Which Party Bears the Burden of Proof on Work Product Waiver?

March 21, 2012

Because every court includes the absence of waiver in the elements supporting an attorney-client privilege claim, nearly every court holds that a litigant claiming privilege protection bears the burden of proof for establishing lack of waiver. As in so many other areas, the work product doctrine presents a different analysis.

The work product doctrine does not include absence of waiver among its elements, and courts disagree about who has the burden of proof on the waiver issue. In Salem Financial, Inc. v. United States, No. 10-192T, 2012 U.S. Claims LEXIS 14, at *7 (Fed. Cl. Jan. 18, 2012), the court bluntly stated that “the party invoking the [work product protection] must prove that it has not waived the protection.” Nine days later, another federal court stated with equal certainty that the adversary challenging a litigant’s work product claim must establish that the litigant waived the protection – “because, in contrast to the attorney-client privilege, the proponent of the work product doctrine does not bear the burden of proving non-waiver.” Judicial Watch, Inc. v. United States Dep’t of Homeland Security, Civ. A. No. 11-00604 (CKK), 2012 U.S. Dist. LEXIS 9566, at *29-30 (D.D.C. Jan. 27, 2012).
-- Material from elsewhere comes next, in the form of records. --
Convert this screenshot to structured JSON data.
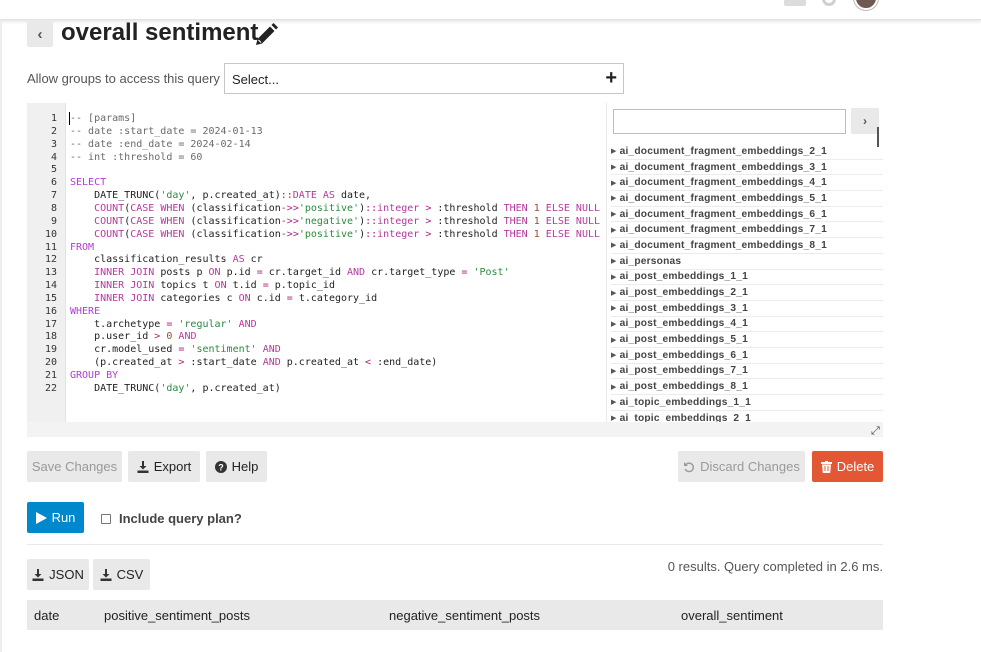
{
  "title": "overall sentiment",
  "groups": {
    "label": "Allow groups to access this query",
    "placeholder": "Select..."
  },
  "editor": {
    "lines": [
      "-- [params]",
      "-- date :start_date = 2024-01-13",
      "-- date :end_date = 2024-02-14",
      "-- int :threshold = 60",
      "",
      "SELECT",
      "    DATE_TRUNC('day', p.created_at)::DATE AS date,",
      "    COUNT(CASE WHEN (classification->>'positive')::integer > :threshold THEN 1 ELSE NULL END) AS positive_sentiment_posts,",
      "    COUNT(CASE WHEN (classification->>'negative')::integer > :threshold THEN 1 ELSE NULL END) AS negative_sentiment_posts,",
      "    COUNT(CASE WHEN (classification->>'positive')::integer > :threshold THEN 1 ELSE NULL END) AS overall_sentiment",
      "FROM",
      "    classification_results AS cr",
      "    INNER JOIN posts p ON p.id = cr.target_id AND cr.target_type = 'Post'",
      "    INNER JOIN topics t ON t.id = p.topic_id",
      "    INNER JOIN categories c ON c.id = t.category_id",
      "WHERE",
      "    t.archetype = 'regular' AND",
      "    p.user_id > 0 AND",
      "    cr.model_used = 'sentiment' AND",
      "    (p.created_at > :start_date AND p.created_at < :end_date)",
      "GROUP BY",
      "    DATE_TRUNC('day', p.created_at)"
    ]
  },
  "schema": {
    "filter_value": "",
    "tables": [
      "ai_document_fragment_embeddings_2_1",
      "ai_document_fragment_embeddings_3_1",
      "ai_document_fragment_embeddings_4_1",
      "ai_document_fragment_embeddings_5_1",
      "ai_document_fragment_embeddings_6_1",
      "ai_document_fragment_embeddings_7_1",
      "ai_document_fragment_embeddings_8_1",
      "ai_personas",
      "ai_post_embeddings_1_1",
      "ai_post_embeddings_2_1",
      "ai_post_embeddings_3_1",
      "ai_post_embeddings_4_1",
      "ai_post_embeddings_5_1",
      "ai_post_embeddings_6_1",
      "ai_post_embeddings_7_1",
      "ai_post_embeddings_8_1",
      "ai_topic_embeddings_1_1",
      "ai_topic_embeddings_2_1"
    ]
  },
  "buttons": {
    "save": "Save Changes",
    "export": "Export",
    "help": "Help",
    "discard": "Discard Changes",
    "delete": "Delete",
    "run": "Run",
    "json": "JSON",
    "csv": "CSV"
  },
  "include_plan_label": "Include query plan?",
  "results": {
    "status": "0 results. Query completed in 2.6 ms.",
    "columns": [
      "date",
      "positive_sentiment_posts",
      "negative_sentiment_posts",
      "overall_sentiment"
    ]
  },
  "colors": {
    "primary": "#0088cc",
    "danger": "#e45735",
    "button_bg": "#e9e9e9"
  }
}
The pertinent court’s approach to this issue could be important, if not dispositive.